- Little Limitations–wherever possible, schools seem to look for opportunities to restrict student freedom. They require uniforms or dress codes. They determine where students must be at any given time with bells. Students who wish to go to the bathroom must carry hall passes. Students must stay in their seats, and recesses are increasingly rare, especially for older students.
None of this is to say that there are no other reasons for these policies, or that all the teachers and administrators actively support these policies or think about them in this way, but the cumulative effect is to limit students’ abilities to think in an abstract, critical, complex, or systemic way. The students who are most rewarded by the system–those with the highest grades–receive their reward not because they have demonstrated any critical thinking ability, but because they have demonstrated that they can make themselves come to class on time, memorize what they are told to memorize, do the assigned work, and turn the work in on time. In sum, the students with the highest grades are the students who are most compliant, who demonstrate the highest willingness to spend their time the way they are told to spend it by authority figures. These are the students most likely to get into the nation’s top universities, and when they get there they are often unprepared to get the most out of their experience, either for the capitalist or liberal mandates.

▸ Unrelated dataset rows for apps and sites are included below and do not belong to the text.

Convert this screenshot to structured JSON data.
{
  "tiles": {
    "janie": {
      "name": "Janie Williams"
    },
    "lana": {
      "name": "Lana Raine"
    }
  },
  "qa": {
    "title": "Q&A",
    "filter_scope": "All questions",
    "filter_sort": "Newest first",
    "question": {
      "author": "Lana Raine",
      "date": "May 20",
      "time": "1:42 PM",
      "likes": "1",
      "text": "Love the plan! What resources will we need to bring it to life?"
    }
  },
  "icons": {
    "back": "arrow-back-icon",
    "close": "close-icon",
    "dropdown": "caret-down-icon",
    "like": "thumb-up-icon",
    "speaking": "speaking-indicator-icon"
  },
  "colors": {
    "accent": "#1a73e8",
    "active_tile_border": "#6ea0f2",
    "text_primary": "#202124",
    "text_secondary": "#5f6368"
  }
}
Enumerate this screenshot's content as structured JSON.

Our schools don’t work as well as they should for the capitalist or liberal mandates because they have too thoroughly embraced the authoritarian mandate. This is not to say that those who support the authoritarian mandate have no case at all. If students were never asked to do anything aside from what they would voluntarily do, there would be tremendous upheaval when those students were asked to subordinate their whims for the good of a collective project. But we have gone too far that way, and the result is that many of our high schools are teaching very little of capitalist or liberal value. Schools need to show more respect for students as autonomous citizens with legitimate interests and wants. This means that students need to have a little more control over what they study, when the study it, and how they study it. In the absence of that, no amount of educational reform will be sufficient to solve the system’s problems.

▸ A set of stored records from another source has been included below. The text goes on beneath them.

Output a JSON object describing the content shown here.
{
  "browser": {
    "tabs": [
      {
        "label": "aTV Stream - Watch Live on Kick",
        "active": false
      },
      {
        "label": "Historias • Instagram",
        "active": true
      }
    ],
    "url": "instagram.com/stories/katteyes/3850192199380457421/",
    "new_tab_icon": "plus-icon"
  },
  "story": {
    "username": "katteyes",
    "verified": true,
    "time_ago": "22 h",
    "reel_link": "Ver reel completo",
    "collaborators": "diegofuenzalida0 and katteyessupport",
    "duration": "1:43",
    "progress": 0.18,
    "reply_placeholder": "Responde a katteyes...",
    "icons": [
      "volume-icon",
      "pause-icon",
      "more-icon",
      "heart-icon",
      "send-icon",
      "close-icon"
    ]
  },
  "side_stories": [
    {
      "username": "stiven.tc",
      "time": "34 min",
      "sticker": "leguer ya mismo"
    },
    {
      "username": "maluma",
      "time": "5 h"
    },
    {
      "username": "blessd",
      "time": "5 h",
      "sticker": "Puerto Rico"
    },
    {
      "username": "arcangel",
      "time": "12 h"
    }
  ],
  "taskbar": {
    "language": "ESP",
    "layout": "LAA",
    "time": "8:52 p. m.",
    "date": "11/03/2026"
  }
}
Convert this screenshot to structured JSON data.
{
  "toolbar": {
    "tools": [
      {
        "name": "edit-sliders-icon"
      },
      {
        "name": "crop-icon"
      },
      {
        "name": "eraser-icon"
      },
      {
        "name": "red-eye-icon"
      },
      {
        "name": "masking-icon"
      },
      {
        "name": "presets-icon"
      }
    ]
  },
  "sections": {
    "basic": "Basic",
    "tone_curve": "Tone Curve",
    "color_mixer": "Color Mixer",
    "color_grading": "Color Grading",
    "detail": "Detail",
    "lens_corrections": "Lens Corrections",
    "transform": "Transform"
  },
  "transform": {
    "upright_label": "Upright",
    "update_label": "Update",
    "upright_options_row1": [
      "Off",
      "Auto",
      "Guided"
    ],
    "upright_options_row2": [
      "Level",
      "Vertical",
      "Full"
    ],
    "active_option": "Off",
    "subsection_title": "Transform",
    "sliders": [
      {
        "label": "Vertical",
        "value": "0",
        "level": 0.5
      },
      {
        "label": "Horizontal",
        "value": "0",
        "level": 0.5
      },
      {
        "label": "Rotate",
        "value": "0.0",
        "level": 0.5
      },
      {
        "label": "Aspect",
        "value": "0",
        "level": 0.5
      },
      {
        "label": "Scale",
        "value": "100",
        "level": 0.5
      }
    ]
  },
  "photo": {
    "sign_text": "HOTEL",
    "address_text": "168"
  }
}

And in the meantime, there is the problem of the capitalist/liberal clash. For even if we were to get the authoritarian mandate back in line, we would still have a conflict between the needs of the economic system and the needs of the political system. Our economic system needs qualified workers and our political system needs qualified voters, and achieving one may necessarily compromise the other. This is very troubling, because our economic system needs a functional political system to survive, and vice versa. Without a functioning economic system, we can’t get the goods and services we need to survive and thrive. Without a functioning political system, we can’t sustain the social order, the political structures that allow the economy to function and provide for liberty and security. Ultimately, we need to achieve a balance between these two values if the liberal democratic project is going to succeed, and it’s not at all clear that such a balance is sustainably achievable